Belfast resident Sheridan is one of five defendants charged with kidnapping, attempted murder and arson in what District Judge Nigel Broderick called “an agonizing set of circumstances.”

Five defendants: David Coleman of Fountain Street in Ballymena; Mark Bradshaw (51) from the High Street in Ballymena; David Philip Cherry (39) from Waveney Park in Belfast; Sean Davies (39) from Queens Park in Saintfield and Glen Sheridan (43) from Florence Walk in Belfast.

Cherry and Bradshaw are also charged with possession of Class C pregabalin, while Davis is charged with possession of Class A cocaine.

Police say the man was called to Coleman’s home on October 11 last year. Once there, he was stabbed with a red-hot knife, his jaw and skull were crushed with an axe, and he was forced to use his own clothes to wipe up the blood. He was then stuffed into the trunk of a car and taken to a field outside Ballymena, where he was left unconscious, wearing nothing but his boots and boxer shorts.

The court had previously heard that, according to the police case, the victim was summoned to Coleman’s apartment on the pretext of packing cocaine to pay off a debt.

However, at home, he was forced to hand over his mobile phone, and Cherry looked through its contents. He is said to have “provided Mr. Coleman with phone information to suggest that the victim was hacking into customers’ phones and taking customers away from Mr. Coleman.”
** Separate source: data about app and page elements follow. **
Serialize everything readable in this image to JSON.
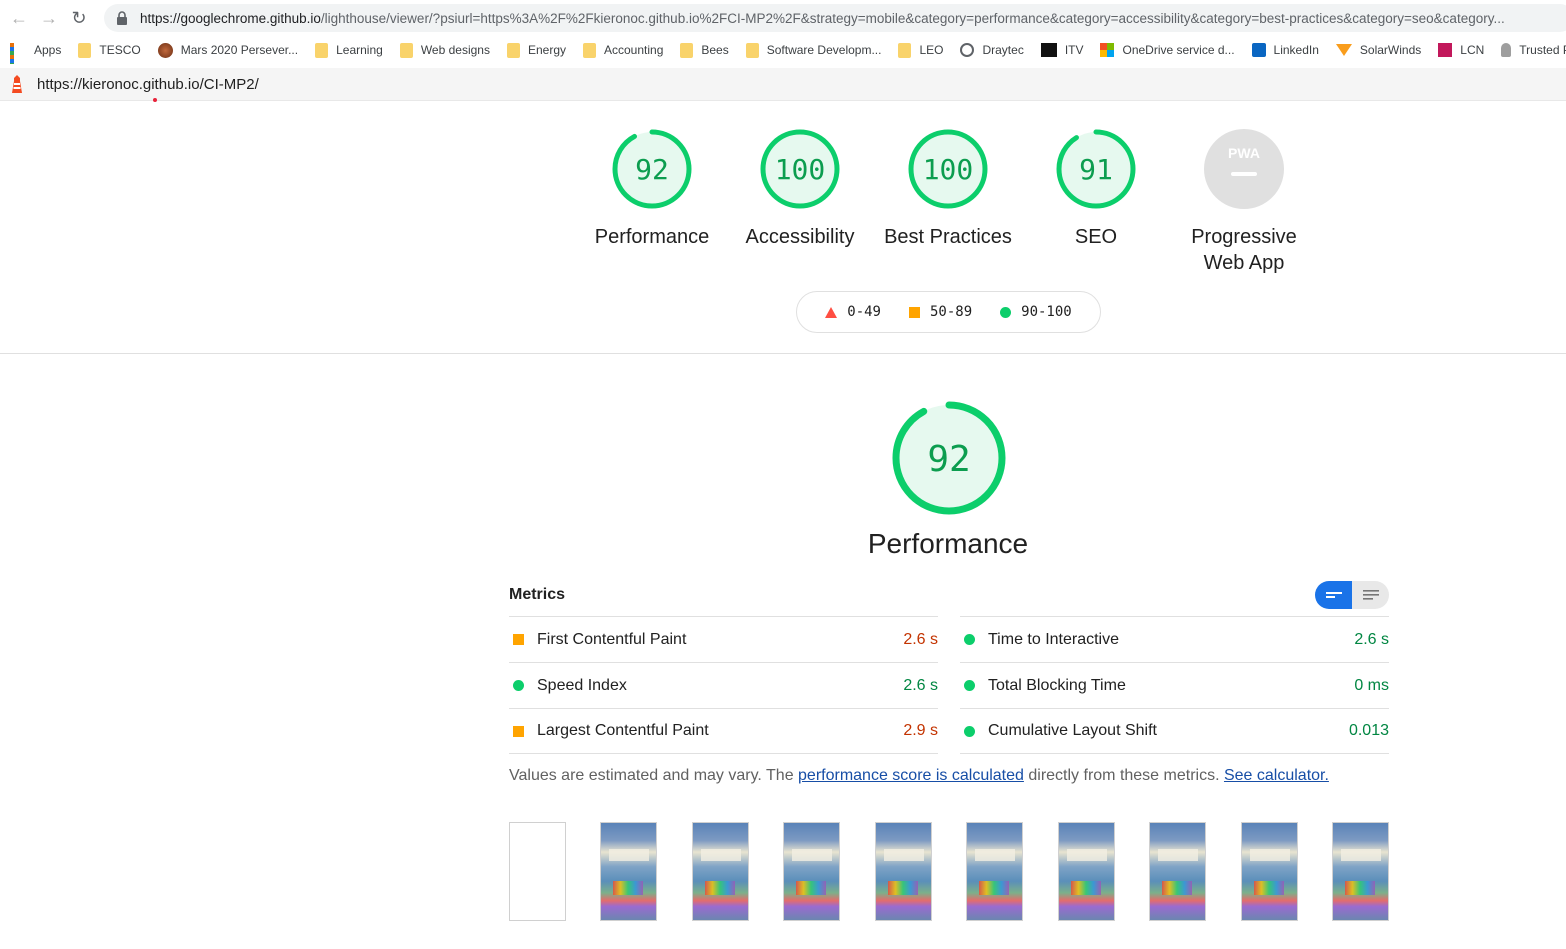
{
  "browser": {
    "url_host": "https://googlechrome.github.io",
    "url_rest": "/lighthouse/viewer/?psiurl=https%3A%2F%2Fkieronoc.github.io%2FCI-MP2%2F&strategy=mobile&category=performance&category=accessibility&category=best-practices&category=seo&category..."
  },
  "bookmarks": [
    {
      "label": "Apps",
      "icon": "apps-icon"
    },
    {
      "label": "TESCO",
      "icon": "folder-icon"
    },
    {
      "label": "Mars 2020 Persever...",
      "icon": "mars-icon"
    },
    {
      "label": "Learning",
      "icon": "folder-icon"
    },
    {
      "label": "Web designs",
      "icon": "folder-icon"
    },
    {
      "label": "Energy",
      "icon": "folder-icon"
    },
    {
      "label": "Accounting",
      "icon": "folder-icon"
    },
    {
      "label": "Bees",
      "icon": "folder-icon"
    },
    {
      "label": "Software Developm...",
      "icon": "folder-icon"
    },
    {
      "label": "LEO",
      "icon": "folder-icon"
    },
    {
      "label": "Draytec",
      "icon": "globe-icon"
    },
    {
      "label": "ITV",
      "icon": "itv-icon"
    },
    {
      "label": "OneDrive service d...",
      "icon": "microsoft-icon"
    },
    {
      "label": "LinkedIn",
      "icon": "linkedin-icon"
    },
    {
      "label": "SolarWinds",
      "icon": "solarwinds-icon"
    },
    {
      "label": "LCN",
      "icon": "lcn-icon"
    },
    {
      "label": "Trusted PC",
      "icon": "person-icon"
    }
  ],
  "report": {
    "tested_url": "https://kieronoc.github.io/CI-MP2/"
  },
  "scores": [
    {
      "label": "Performance",
      "value": "92",
      "score": 0.92
    },
    {
      "label": "Accessibility",
      "value": "100",
      "score": 1.0
    },
    {
      "label": "Best Practices",
      "value": "100",
      "score": 1.0
    },
    {
      "label": "SEO",
      "value": "91",
      "score": 0.91
    }
  ],
  "pwa": {
    "label_line1": "Progressive",
    "label_line2": "Web App",
    "badge": "PWA"
  },
  "legend": [
    {
      "range": "0-49",
      "shape": "triangle",
      "color": "#ff4e42"
    },
    {
      "range": "50-89",
      "shape": "square",
      "color": "#ffa400"
    },
    {
      "range": "90-100",
      "shape": "circle",
      "color": "#0cce6b"
    }
  ],
  "performance": {
    "value": "92",
    "score": 0.92,
    "label": "Performance"
  },
  "metrics": {
    "title": "Metrics",
    "left": [
      {
        "name": "First Contentful Paint",
        "value": "2.6 s",
        "rating": "average"
      },
      {
        "name": "Speed Index",
        "value": "2.6 s",
        "rating": "pass"
      },
      {
        "name": "Largest Contentful Paint",
        "value": "2.9 s",
        "rating": "average"
      }
    ],
    "right": [
      {
        "name": "Time to Interactive",
        "value": "2.6 s",
        "rating": "pass"
      },
      {
        "name": "Total Blocking Time",
        "value": "0 ms",
        "rating": "pass"
      },
      {
        "name": "Cumulative Layout Shift",
        "value": "0.013",
        "rating": "pass"
      }
    ]
  },
  "note": {
    "prefix": "Values are estimated and may vary. The ",
    "link1": "performance score is calculated",
    "middle": " directly from these metrics. ",
    "link2": "See calculator."
  },
  "colors": {
    "pass": "#0cce6b",
    "pass_text": "#018642",
    "average": "#ffa400",
    "fail": "#ff4e42",
    "accent": "#1a73e8"
  }
}
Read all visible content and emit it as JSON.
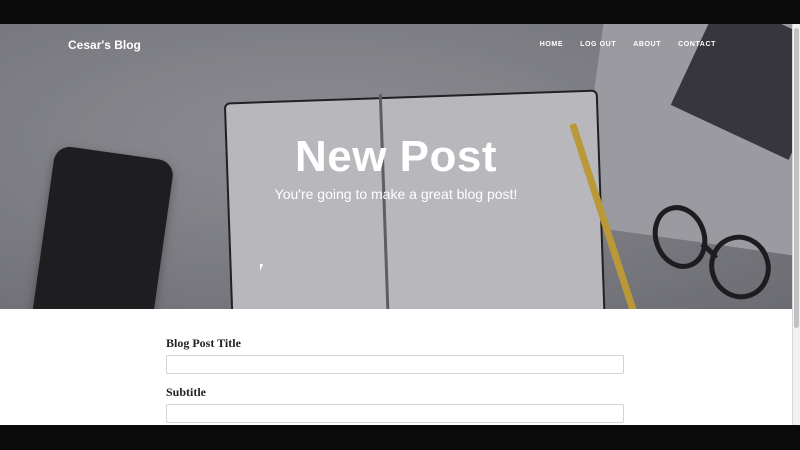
{
  "nav": {
    "brand": "Cesar's Blog",
    "links": [
      "HOME",
      "LOG OUT",
      "ABOUT",
      "CONTACT"
    ]
  },
  "hero": {
    "title": "New Post",
    "subtitle": "You're going to make a great blog post!"
  },
  "form": {
    "fields": [
      {
        "label": "Blog Post Title",
        "value": ""
      },
      {
        "label": "Subtitle",
        "value": ""
      }
    ]
  }
}
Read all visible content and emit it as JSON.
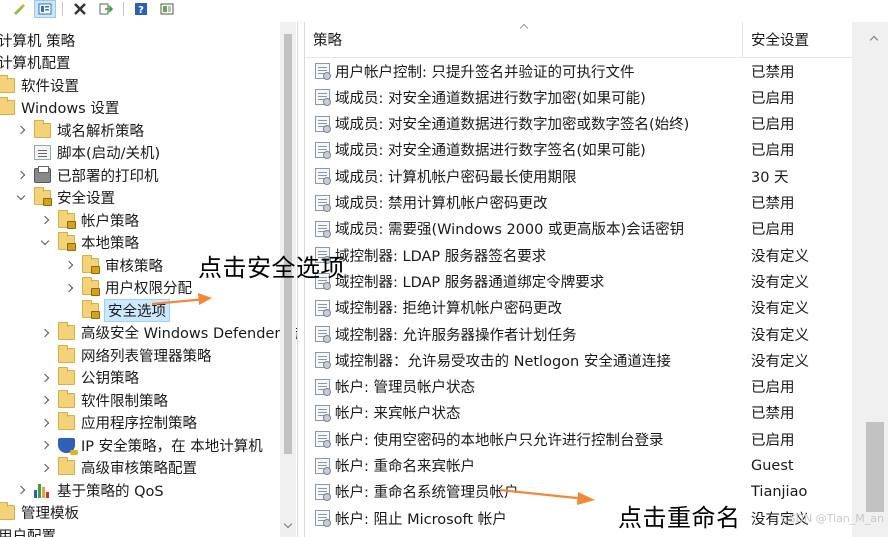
{
  "toolbar": {
    "buttons": [
      "edit-icon",
      "properties-icon",
      "delete-icon",
      "export-icon",
      "help-icon",
      "view-icon"
    ]
  },
  "tree": {
    "items": [
      {
        "label": "计算机 策略",
        "icon": "none",
        "indent": 0,
        "chevron": "none"
      },
      {
        "label": "计算机配置",
        "icon": "none",
        "indent": 0,
        "chevron": "none"
      },
      {
        "label": "软件设置",
        "icon": "folder",
        "indent": 1,
        "chevron": "none"
      },
      {
        "label": "Windows 设置",
        "icon": "folder",
        "indent": 1,
        "chevron": "none"
      },
      {
        "label": "域名解析策略",
        "icon": "folder",
        "indent": 2,
        "chevron": "right"
      },
      {
        "label": "脚本(启动/关机)",
        "icon": "script",
        "indent": 2,
        "chevron": "none"
      },
      {
        "label": "已部署的打印机",
        "icon": "printer",
        "indent": 2,
        "chevron": "right"
      },
      {
        "label": "安全设置",
        "icon": "lockfolder",
        "indent": 2,
        "chevron": "down"
      },
      {
        "label": "帐户策略",
        "icon": "lockfolder",
        "indent": 3,
        "chevron": "right"
      },
      {
        "label": "本地策略",
        "icon": "lockfolder",
        "indent": 3,
        "chevron": "down"
      },
      {
        "label": "审核策略",
        "icon": "lockfolder",
        "indent": 4,
        "chevron": "right"
      },
      {
        "label": "用户权限分配",
        "icon": "lockfolder",
        "indent": 4,
        "chevron": "right"
      },
      {
        "label": "安全选项",
        "icon": "lockfolder",
        "indent": 4,
        "chevron": "none",
        "selected": true
      },
      {
        "label": "高级安全 Windows Defender 防",
        "icon": "folder",
        "indent": 3,
        "chevron": "right"
      },
      {
        "label": "网络列表管理器策略",
        "icon": "folder",
        "indent": 3,
        "chevron": "none"
      },
      {
        "label": "公钥策略",
        "icon": "folder",
        "indent": 3,
        "chevron": "right"
      },
      {
        "label": "软件限制策略",
        "icon": "folder",
        "indent": 3,
        "chevron": "right"
      },
      {
        "label": "应用程序控制策略",
        "icon": "folder",
        "indent": 3,
        "chevron": "right"
      },
      {
        "label": "IP 安全策略，在 本地计算机",
        "icon": "shield",
        "indent": 3,
        "chevron": "right"
      },
      {
        "label": "高级审核策略配置",
        "icon": "folder",
        "indent": 3,
        "chevron": "right"
      },
      {
        "label": "基于策略的 QoS",
        "icon": "chart",
        "indent": 2,
        "chevron": "right"
      },
      {
        "label": "管理模板",
        "icon": "folder",
        "indent": 1,
        "chevron": "right"
      },
      {
        "label": "用户配置",
        "icon": "none",
        "indent": 0,
        "chevron": "none"
      }
    ]
  },
  "list": {
    "header_policy": "策略",
    "header_setting": "安全设置",
    "rows": [
      {
        "policy": "用户帐户控制: 只提升签名并验证的可执行文件",
        "setting": "已禁用"
      },
      {
        "policy": "域成员: 对安全通道数据进行数字加密(如果可能)",
        "setting": "已启用"
      },
      {
        "policy": "域成员: 对安全通道数据进行数字加密或数字签名(始终)",
        "setting": "已启用"
      },
      {
        "policy": "域成员: 对安全通道数据进行数字签名(如果可能)",
        "setting": "已启用"
      },
      {
        "policy": "域成员: 计算机帐户密码最长使用期限",
        "setting": "30 天"
      },
      {
        "policy": "域成员: 禁用计算机帐户密码更改",
        "setting": "已禁用"
      },
      {
        "policy": "域成员: 需要强(Windows 2000 或更高版本)会话密钥",
        "setting": "已启用"
      },
      {
        "policy": "域控制器: LDAP 服务器签名要求",
        "setting": "没有定义"
      },
      {
        "policy": "域控制器: LDAP 服务器通道绑定令牌要求",
        "setting": "没有定义"
      },
      {
        "policy": "域控制器: 拒绝计算机帐户密码更改",
        "setting": "没有定义"
      },
      {
        "policy": "域控制器: 允许服务器操作者计划任务",
        "setting": "没有定义"
      },
      {
        "policy": "域控制器：允许易受攻击的 Netlogon 安全通道连接",
        "setting": "没有定义"
      },
      {
        "policy": "帐户: 管理员帐户状态",
        "setting": "已启用"
      },
      {
        "policy": "帐户: 来宾帐户状态",
        "setting": "已禁用"
      },
      {
        "policy": "帐户: 使用空密码的本地帐户只允许进行控制台登录",
        "setting": "已启用"
      },
      {
        "policy": "帐户: 重命名来宾帐户",
        "setting": "Guest"
      },
      {
        "policy": "帐户: 重命名系统管理员帐户",
        "setting": "Tianjiao"
      },
      {
        "policy": "帐户: 阻止 Microsoft 帐户",
        "setting": "没有定义"
      }
    ]
  },
  "annotations": {
    "select_security_options": "点击安全选项",
    "click_rename": "点击重命名",
    "arrow_color": "#f08a3a"
  },
  "watermark": "CSDN @Tian_M_an"
}
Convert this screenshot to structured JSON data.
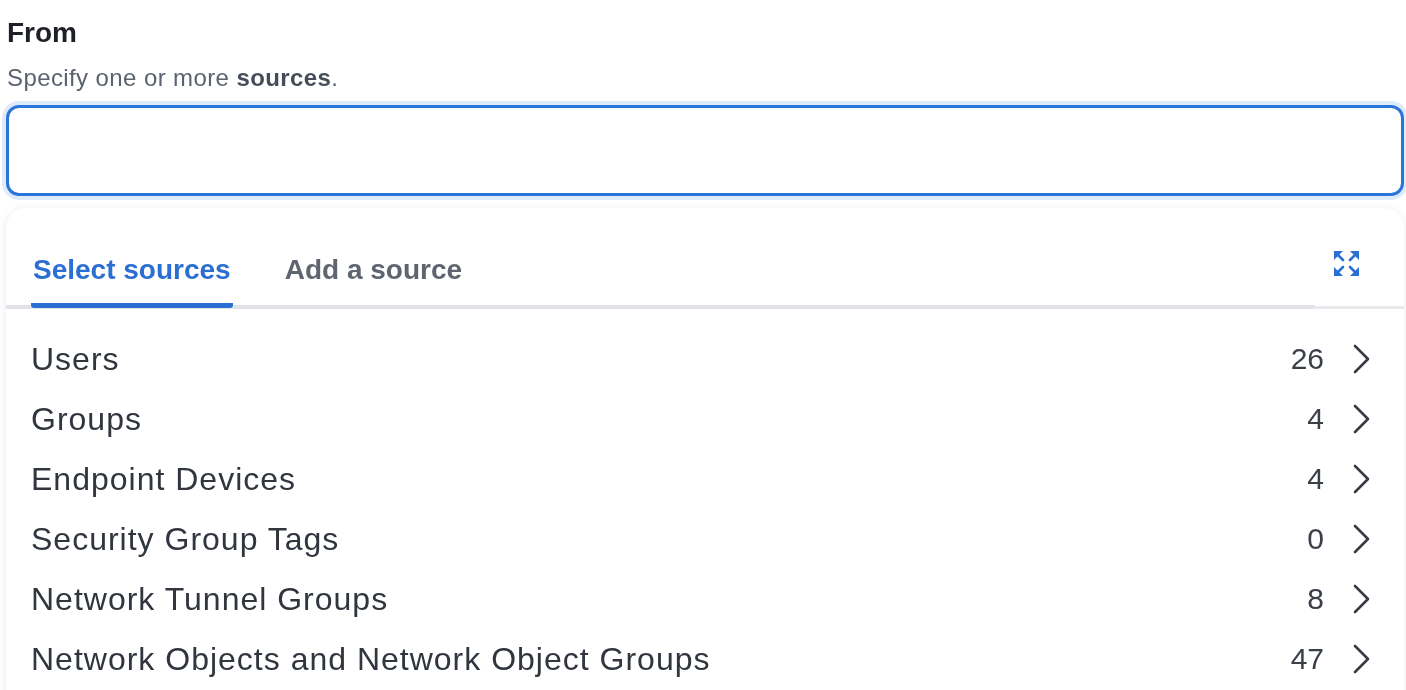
{
  "field": {
    "label": "From",
    "description": "Specify one or more **sources**.",
    "focused": true
  },
  "dropdown": {
    "tabs": [
      {
        "label": "Select sources",
        "selected": true
      },
      {
        "label": "Add a source",
        "selected": false
      }
    ],
    "items": [
      {
        "label": "Users",
        "count": "26"
      },
      {
        "label": "Groups",
        "count": "4"
      },
      {
        "label": "Endpoint Devices",
        "count": "4"
      },
      {
        "label": "Security Group Tags",
        "count": "0"
      },
      {
        "label": "Network Tunnel Groups",
        "count": "8"
      },
      {
        "label": "Network Objects and Network Object Groups",
        "count": "47"
      }
    ]
  }
}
Mr. Coleman then “attacked” the victim while Sheridan “laughed” in the kitchen, “encouraging the attack.”

Although the man was attacked on October 11, he was unable to make a statement until November 19 because he was sedated in the intensive care unit. However, he claimed that Coleman “pulled out a knife, heated it on a gas stove, and stabbed the victim in the chest, close to the heart” before cutting his face “down to the bone.”

The court also heard claims that the victim was ordered to strip and “cleanse his own blood” and allegedly heard Coleman make a phone call during which he asked “where he can get rid of someone”.

While there is no forensic evidence linking the man to the Coleman home, police believe he had a sex change.

It is alleged that Sheridan was armed with an ax and a knife, with which he threatened the victim and forced her into the trunk of a BMW car. With Cherry at the wheel, they drove the man to a field, where Sheridan allegedly used the back of an ax to crush his head and crush his jaw.

Around 8 am, the victim was noticed by a passing truck. Doctors said the man, seen only because of the truck’s high height, “was within an hour of dying from possible hypothermia or blood loss due to injuries.”

In court Tuesday, defense attorney Aaron Thompson admitted the allegations were “violent allegations” but the severity of the crimes is no bar to bail.

He emphasized that Sheridan had not been sued for anything for 15 years, and with the completion of the police investigation and the transfer of the file to the PPS, the chances of witnesses intervening were slim.

He suggested that Sheridan “could be flagged and completely expelled from Ballymena” to assuage police concerns, but the judge said that while there was some delay in the case, “it’s not to the extent that the court should reconsider the release.” bail.” .

After taking Sheridan into custody and adjourning the case until Aug. 18, District Judge Broderick said he still feels the risk of new offenses and interference by witnesses.